I'll put in my two cents here...not that it matters (I don't have a vote).

1. I believe that a certain player who spent time with Oakland is the most likely candidate that Boswell is talking about. This isn't the first time I've heard a player currently in the HOF did steroids, and it isn't the first time I've heard this player suspected of doing steroids.

2. If I were a voter, here's how I would handle the situation. It's not right; not wrong, but I haven't heard this variation before: I would try to ascertain how a player's career may have been altered due to steroids, and judge if they were good enough to make it without the use of PEDs. Impossible to do? Not necessarily. I'll give a few examples:

*Barry Bonds - the man was a HOFer well before he is accused of doing steroids. The average player peaks between the ages of 28-32, Barry's four best seasons happened after he turned 36. Never done in the history of the game. As a result, it became a question of whether he was the greatest of all-time. Take it away, and he's still one of the best power-speed combination players in the history of the game.

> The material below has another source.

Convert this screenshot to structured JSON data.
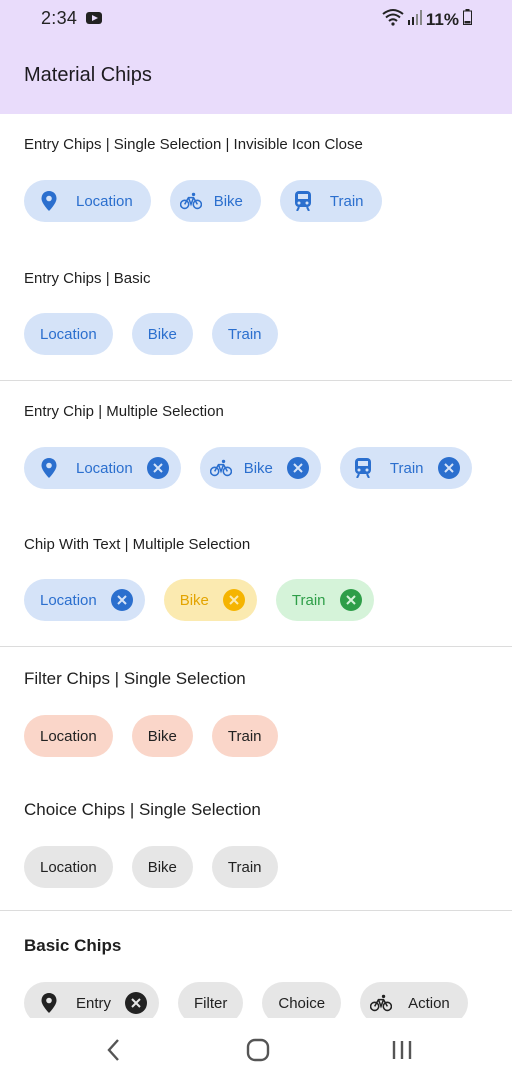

*Mark McGwire - there are valid reasons to assume he began using early in his career, though his brother among others suggest he began using in an effort to cope with the injuries. What can not be denied is his offensive explosion in his 30s. Without the use of steroids? He had a career .263 average, and hit a ton of HRs. What do his numbers look like without it? I suggest he might be a rich man's Dave Kingman...and that (IMO) is not good enough.

*Roger Clemens - I'm taking Bill Simmons' word for it here, and maybe I shouldn't, but in one of his articles Bill suggested that 29 baseball GMs thought The Rocket was washed up leaving Boston. He did lead the league in strikeouts his last year in Boston...but Clemens went on to have two great years in Toronto, and another ten years (including two in Houston in his 40s that don't fall in line with a typical player. I find it hard to believe that Clemens didn't start his use after he left Boston, and would not vote him in on the first ballot.

*A-Rod - HOFer, with or without the use.

*Rafael Palmeiro - there were rumors of steroid use by Rafael while he was in college, and if one were to look at a player similar to him, one has to go no further than Will Clark. They were in college at the same time, switched teams, and were similar offensive players. Clark faded at a normal rate. If Clark isn't in, neither (in my book) is Palmeiro.

Just a thought.